There are some early signs that the Supreme Court finding the Affordable Care Act constitutional has modestly improved its image with the public. A new Reuter-Ipsos poll found that support for the law increased by five points following the favorable ruling.
Among registered voters in the poll, support for the law is now at 48 percent. This is a improvement from the 43 percent support the law received in their poll before the decision. Similarly, opposition to the law also dropped by five points, from 57 percent before the ruling to 52 percent now.
This is just one early poll, so it is too soon to know if the law’s popularity has actually improved some as a result of the Court’s decision or if this is just fluctuations from a single pollster. We need to wait for more polling to know for sure if the Court ruling really impacted the law’s popularity and whether this is just a temporary bump driven by the news.
It is easy, though, to picture how the Court officially declaring that law constitutional could cause at least a small subset of people’s opinion of the law to improve. It did refute one of the previous talking points against the ACA; that it is an unconstitutional expansion of federal power. Now the arguments against the law are only about it being bad policy, but no longer about it being unconstitutional bad policy.

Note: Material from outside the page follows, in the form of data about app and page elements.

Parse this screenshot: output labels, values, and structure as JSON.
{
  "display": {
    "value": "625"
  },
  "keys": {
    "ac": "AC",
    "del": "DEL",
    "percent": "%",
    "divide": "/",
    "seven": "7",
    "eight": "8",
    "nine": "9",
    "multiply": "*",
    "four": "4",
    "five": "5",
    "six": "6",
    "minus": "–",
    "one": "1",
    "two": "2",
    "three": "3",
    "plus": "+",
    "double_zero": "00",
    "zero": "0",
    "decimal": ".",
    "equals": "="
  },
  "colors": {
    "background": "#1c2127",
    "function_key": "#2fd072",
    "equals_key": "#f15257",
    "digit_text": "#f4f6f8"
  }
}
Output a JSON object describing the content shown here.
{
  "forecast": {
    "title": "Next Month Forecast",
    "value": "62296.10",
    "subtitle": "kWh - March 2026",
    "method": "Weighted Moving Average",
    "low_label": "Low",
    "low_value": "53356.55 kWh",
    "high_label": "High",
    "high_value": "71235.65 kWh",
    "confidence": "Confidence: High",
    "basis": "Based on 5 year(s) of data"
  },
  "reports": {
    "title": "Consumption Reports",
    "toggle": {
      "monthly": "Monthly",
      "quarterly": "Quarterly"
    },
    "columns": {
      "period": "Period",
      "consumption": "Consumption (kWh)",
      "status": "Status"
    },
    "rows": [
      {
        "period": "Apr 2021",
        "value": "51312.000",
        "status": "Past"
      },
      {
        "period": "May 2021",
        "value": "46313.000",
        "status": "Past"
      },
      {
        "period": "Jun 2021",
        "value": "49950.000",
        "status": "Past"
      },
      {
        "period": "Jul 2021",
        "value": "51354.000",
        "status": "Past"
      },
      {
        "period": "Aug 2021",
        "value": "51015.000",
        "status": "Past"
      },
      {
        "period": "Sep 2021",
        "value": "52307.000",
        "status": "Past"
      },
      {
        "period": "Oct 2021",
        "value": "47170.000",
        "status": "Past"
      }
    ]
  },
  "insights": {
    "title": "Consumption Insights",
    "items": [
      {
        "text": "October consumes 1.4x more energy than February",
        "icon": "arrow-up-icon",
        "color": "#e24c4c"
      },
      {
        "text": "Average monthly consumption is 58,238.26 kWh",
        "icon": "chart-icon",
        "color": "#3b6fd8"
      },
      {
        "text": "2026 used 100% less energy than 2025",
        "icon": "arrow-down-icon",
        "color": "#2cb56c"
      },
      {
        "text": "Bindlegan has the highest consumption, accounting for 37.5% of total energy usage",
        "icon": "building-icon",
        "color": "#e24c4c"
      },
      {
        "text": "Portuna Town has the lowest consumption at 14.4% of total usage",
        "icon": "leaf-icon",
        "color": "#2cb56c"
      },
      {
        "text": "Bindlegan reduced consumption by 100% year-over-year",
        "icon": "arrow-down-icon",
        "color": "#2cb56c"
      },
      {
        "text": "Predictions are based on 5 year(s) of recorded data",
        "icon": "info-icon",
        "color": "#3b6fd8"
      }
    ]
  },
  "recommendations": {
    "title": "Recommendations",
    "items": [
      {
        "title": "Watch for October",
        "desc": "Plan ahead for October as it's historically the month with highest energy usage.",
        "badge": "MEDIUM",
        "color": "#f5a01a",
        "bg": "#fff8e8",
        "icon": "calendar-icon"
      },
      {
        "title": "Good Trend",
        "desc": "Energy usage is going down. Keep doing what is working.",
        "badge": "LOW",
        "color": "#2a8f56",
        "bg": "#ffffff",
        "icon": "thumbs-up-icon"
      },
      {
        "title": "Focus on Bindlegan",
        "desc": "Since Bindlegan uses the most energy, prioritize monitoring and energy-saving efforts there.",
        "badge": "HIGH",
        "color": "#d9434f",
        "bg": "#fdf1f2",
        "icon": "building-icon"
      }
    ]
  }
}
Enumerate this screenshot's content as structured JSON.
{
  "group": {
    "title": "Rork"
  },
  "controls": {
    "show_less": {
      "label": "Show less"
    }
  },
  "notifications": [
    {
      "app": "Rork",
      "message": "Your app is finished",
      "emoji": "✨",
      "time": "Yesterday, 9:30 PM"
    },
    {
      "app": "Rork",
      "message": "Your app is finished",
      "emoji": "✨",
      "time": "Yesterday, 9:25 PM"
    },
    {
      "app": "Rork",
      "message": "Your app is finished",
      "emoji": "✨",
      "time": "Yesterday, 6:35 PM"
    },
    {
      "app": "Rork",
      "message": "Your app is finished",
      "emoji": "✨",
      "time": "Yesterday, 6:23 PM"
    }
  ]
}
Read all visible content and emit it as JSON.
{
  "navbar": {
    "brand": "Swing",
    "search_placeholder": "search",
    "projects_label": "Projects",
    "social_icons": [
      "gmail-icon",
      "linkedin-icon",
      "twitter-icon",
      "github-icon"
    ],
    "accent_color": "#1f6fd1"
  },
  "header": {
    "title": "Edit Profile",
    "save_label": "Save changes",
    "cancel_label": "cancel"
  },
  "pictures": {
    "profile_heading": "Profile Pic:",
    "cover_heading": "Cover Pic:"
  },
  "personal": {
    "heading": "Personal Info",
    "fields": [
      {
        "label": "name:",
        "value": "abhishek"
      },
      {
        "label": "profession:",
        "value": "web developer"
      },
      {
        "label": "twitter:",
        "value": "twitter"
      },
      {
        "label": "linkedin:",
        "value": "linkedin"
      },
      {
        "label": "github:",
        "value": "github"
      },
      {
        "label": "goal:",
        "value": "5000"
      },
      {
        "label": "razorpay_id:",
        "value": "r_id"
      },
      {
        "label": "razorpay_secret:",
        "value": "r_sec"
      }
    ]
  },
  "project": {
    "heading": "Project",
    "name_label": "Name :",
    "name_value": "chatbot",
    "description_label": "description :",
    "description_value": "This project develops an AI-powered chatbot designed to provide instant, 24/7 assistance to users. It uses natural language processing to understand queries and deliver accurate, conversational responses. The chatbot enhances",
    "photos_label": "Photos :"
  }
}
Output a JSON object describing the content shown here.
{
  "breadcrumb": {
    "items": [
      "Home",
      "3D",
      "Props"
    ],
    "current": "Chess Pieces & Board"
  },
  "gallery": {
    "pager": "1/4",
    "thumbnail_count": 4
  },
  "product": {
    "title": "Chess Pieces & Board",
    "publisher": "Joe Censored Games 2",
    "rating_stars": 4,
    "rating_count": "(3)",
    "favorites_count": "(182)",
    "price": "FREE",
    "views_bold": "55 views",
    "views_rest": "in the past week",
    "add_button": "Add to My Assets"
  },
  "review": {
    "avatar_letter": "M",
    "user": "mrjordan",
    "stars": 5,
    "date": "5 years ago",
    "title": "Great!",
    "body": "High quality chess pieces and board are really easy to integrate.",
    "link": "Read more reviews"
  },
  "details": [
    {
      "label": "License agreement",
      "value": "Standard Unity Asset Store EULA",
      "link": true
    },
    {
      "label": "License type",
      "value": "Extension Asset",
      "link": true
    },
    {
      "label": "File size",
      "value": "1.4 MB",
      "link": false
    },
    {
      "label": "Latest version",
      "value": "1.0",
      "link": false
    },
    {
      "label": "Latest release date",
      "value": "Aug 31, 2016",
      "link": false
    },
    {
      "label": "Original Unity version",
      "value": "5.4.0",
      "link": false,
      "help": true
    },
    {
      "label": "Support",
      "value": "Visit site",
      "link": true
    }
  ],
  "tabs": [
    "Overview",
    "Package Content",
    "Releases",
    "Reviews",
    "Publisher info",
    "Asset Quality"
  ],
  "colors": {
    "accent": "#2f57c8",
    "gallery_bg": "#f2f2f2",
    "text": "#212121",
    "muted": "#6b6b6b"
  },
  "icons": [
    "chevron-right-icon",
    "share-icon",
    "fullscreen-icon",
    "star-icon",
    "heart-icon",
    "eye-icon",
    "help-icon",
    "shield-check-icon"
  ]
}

That said even after the favorable ruling the law still has more people who oppose it than support it. The Court may have made it less unpopular, but it still isn’t popular. Which is why Democrats seem to be trying to move on from the issue quickly.